How to Make Friends While Traveling Solo
One of the questions I get asked most often is how I make so many friends while traveling on my own.
A lot of people think that if you travel solo, you’re alone nearly all of the time. Well, that couldn’t be more untrue — I’m hardly ever alone!
One of the nice things about traveling is that even if you’re shy, it’s easy to make conversation with people around you. If nothing else, you have travel in common!
Here are six of the ways I make friends while traveling solo:
1. Stay in hostel dorms.
Staying in a hostel dorm is the easiest way to make friends, hands down. It would be unnatural not to make conversation with those around you — and you’ll soon be sucked into the “Where are you from? Where have you been? How long are you traveling?” conversation that will follow you everywhere.
You can meet people while staying in private rooms at hostels, but trust me — it’s so much easier in the dorms.
Case Study: I was hanging out in the dorm when Matt arrived, and we soon met Kelly and Zach — and experienced Cambodian high-end nightlife, far from any tourists!
2. Hang out in hostel bars.
Hostel bars are where I met most of my close friends. Whether you’re there for a crazy night out or just to hang out while playing cards, with or without a pitcher of beer, hostel bars are the social epicenter of backpacker hangouts!

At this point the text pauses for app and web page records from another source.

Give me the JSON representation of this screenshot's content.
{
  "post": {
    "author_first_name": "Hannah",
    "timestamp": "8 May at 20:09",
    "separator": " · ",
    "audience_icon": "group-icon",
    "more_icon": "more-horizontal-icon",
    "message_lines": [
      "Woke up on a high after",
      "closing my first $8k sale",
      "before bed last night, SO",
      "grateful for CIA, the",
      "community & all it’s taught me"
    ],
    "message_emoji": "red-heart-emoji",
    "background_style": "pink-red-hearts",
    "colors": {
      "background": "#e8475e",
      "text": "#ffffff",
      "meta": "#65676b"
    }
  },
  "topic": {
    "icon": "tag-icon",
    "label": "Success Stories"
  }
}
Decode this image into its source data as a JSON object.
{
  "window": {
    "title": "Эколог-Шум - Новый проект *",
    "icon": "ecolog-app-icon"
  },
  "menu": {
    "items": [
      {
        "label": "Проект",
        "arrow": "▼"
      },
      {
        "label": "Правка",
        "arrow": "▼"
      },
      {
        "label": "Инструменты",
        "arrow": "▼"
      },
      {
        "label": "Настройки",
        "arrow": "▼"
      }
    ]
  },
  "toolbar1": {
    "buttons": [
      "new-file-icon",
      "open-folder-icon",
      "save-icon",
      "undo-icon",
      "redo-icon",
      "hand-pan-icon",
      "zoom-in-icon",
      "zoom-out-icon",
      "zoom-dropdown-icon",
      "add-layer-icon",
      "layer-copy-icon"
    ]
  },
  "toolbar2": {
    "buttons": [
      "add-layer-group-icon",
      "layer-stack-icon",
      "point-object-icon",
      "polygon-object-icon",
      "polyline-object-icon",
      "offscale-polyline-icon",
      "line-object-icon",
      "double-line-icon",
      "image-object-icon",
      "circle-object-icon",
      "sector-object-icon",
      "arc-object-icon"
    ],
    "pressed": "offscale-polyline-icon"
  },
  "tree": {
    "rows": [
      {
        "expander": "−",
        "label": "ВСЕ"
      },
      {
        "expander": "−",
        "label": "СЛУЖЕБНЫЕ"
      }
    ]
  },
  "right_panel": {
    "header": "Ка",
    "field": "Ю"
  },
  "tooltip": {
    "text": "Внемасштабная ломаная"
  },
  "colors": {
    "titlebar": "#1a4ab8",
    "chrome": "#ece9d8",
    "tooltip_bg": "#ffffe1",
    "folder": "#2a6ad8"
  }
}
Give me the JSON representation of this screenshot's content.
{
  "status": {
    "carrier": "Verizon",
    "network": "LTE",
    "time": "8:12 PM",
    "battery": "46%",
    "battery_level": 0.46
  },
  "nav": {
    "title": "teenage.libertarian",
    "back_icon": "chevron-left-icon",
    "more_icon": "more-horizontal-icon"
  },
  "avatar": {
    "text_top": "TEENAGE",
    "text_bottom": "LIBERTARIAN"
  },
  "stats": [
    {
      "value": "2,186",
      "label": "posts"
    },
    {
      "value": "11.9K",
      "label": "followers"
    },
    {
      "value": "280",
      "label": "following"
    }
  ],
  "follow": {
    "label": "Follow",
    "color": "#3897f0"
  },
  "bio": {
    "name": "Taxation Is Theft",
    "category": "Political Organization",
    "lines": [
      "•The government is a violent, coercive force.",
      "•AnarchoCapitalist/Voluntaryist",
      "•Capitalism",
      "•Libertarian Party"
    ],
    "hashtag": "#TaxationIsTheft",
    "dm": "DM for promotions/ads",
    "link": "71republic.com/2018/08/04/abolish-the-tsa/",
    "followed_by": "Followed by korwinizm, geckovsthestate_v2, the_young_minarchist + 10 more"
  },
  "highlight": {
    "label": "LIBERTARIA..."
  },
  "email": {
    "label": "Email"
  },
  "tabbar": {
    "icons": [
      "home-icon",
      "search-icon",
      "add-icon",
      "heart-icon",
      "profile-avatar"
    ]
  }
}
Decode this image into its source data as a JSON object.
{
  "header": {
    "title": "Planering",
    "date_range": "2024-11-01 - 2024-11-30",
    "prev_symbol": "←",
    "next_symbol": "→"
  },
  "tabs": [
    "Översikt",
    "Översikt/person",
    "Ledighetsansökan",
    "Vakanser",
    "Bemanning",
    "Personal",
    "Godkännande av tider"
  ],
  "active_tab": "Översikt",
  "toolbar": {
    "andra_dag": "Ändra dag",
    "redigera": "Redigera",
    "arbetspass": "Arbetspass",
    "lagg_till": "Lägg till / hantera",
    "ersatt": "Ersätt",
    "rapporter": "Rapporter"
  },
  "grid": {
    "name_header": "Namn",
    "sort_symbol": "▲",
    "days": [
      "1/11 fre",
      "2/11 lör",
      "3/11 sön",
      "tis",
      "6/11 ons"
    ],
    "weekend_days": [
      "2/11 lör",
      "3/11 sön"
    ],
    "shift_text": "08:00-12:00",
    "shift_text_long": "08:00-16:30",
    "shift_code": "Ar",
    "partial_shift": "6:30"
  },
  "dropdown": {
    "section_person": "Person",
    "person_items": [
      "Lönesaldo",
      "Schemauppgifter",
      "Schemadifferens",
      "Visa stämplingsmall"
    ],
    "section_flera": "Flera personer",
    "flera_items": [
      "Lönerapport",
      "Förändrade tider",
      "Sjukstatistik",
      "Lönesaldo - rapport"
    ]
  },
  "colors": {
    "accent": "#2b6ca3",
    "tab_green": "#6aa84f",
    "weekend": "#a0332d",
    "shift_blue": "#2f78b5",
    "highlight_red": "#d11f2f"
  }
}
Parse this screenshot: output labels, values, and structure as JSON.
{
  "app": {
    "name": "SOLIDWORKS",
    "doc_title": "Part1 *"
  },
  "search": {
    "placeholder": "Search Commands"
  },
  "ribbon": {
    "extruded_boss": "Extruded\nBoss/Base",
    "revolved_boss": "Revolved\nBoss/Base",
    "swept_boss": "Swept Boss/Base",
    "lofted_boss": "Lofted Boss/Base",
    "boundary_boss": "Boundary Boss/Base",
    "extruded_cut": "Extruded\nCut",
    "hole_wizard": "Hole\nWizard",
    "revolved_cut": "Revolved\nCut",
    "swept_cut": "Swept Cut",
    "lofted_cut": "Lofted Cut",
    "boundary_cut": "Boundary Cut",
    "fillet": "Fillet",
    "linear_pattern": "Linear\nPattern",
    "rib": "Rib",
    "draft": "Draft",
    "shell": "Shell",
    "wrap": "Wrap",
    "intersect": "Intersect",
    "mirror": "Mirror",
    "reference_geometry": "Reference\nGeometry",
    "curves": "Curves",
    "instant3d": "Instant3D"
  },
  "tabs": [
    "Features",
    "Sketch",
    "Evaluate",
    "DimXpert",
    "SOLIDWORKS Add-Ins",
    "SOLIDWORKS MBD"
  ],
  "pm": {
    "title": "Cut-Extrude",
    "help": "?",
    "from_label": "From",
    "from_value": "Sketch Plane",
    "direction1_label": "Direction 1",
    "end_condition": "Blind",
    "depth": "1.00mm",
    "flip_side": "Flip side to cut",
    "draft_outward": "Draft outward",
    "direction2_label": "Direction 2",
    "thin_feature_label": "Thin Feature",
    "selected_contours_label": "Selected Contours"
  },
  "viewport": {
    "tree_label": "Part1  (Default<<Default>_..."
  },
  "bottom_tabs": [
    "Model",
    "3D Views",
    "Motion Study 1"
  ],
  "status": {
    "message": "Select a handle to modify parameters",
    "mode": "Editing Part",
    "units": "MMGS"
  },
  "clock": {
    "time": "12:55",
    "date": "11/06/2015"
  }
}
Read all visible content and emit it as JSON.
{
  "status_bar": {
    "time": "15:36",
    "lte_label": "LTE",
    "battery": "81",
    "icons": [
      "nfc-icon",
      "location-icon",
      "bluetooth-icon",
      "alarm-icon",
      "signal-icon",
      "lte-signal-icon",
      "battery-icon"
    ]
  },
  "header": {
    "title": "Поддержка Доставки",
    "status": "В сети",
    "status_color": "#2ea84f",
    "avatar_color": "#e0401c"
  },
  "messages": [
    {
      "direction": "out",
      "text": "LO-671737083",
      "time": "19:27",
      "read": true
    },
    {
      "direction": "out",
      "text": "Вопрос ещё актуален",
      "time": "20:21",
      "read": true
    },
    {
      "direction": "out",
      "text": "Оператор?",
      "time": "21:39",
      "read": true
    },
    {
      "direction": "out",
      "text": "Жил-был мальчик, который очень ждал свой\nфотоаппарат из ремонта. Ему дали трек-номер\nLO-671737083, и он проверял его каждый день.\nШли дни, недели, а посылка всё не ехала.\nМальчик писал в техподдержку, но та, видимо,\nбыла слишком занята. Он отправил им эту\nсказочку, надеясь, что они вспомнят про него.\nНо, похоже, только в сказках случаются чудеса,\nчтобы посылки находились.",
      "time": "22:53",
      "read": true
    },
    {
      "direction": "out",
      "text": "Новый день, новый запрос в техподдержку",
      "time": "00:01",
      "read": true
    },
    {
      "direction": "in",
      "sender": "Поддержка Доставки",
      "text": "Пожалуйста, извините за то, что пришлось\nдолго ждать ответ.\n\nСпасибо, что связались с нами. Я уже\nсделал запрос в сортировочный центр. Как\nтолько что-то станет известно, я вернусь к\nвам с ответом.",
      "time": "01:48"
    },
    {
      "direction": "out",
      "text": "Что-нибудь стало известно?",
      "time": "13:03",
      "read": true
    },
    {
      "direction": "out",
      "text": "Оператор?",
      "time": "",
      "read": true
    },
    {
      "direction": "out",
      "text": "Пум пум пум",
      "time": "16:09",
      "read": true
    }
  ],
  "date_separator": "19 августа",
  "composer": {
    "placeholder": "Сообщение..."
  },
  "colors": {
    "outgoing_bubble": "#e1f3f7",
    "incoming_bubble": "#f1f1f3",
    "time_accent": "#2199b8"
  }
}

Your guidebook will probably indicate which establishments in town are either “party” hostels or good places to meet travelers. Those are the places where you should spend time, regardless of where you’re sleeping.
Case Study: I first hung out with Chris, Jon and Mona at the Monkey Republic bar in Sihanoukville. We then ran into each other at the Garden Village bar in Siem Reap, and after that, we traveled together to Bangkok, Vang Vieng and Luang Prabang!
3. Make friends on transit.
Every single time I’ve been on multi-hour transportation, I’ve made a friend. All you need to do is strike up a conversation and see where it goes.
When you’re stuck in one place for hours, friendships have a way of forming! (Maybe it’s the 33-hour drive, almost getting rejected at the border and having to stand out in the cold rain.)
Case study: Xavier and I were seated next to each other on the 13-hour bus from Bangkok to Chiang Mai. We spent about three hours talking nonstop, and ended up hanging out both in Chiang Mai and Pai.
4. Do trips, activities and excursions.
Whether you do an adventure sports activity, like bungee jumping, or something completely different, like drinking snake blood, you inevitably end up getting to know some new people. Just make sure you have the right holiday insurance for what you’re doing!
Find something that interests you, learn people’s names, and keep hanging out. It seems like tons of activities naturally progress to the bar afterward, as well!
Case Study: My awesome Vietnam friends — Dave, Darren, Ste, Mike, Sander and Jitske — and I kept meeting up in Hanoi. It was Snake Village, then the Australian Day celebration, and finally the Halong Bay trip. By the time we ran into each other on the overnight bus to Hue, we naturally stuck together — and stayed together through Saigon.
5. Use Couchsurfing to meet people.
Couchsurfing is WAY more than just free lodging! I like to use Couchsurfing as a way to meet friends — locals, expats and travelers passing through!
A word to the wise — if you’re a girl and logging in at a new location for the first time, be prepared to be deluged with requests from guys. It’s definitely a self-esteem boost!
Case Study: In Buenos Aires, before I even arrived, I connected with tons of Couchsurfers. Once I landed, I was invited to Thanksgiving dinners, club nights out, birthday parties, concerts and more! I met tons of people the first night and was treated like a long-lost friend the rest of my time there.
6. Find your community abroad.
I have to admit that this is much easier for me as a travel blogger. But if you’re part of a global community or international organization, do some research and see if you can meet up with potential members!
If you don’t have a community, it could be as simple as meeting up with a friend of a friend or a family friend’s family member. That’s all it takes.
Case Study: Wherever I go, I meet travel bloggers and digital nomads, like Cody and Matt above. This Friday, I only have about three hours to spare in London before leaving for Chester — so I’m going to spend those three hours hanging out with a few travel blogger friends!
So if you think solo travel is about being all alone all the time, think again. Solo travel is anything but solo, and I’m living proof of that.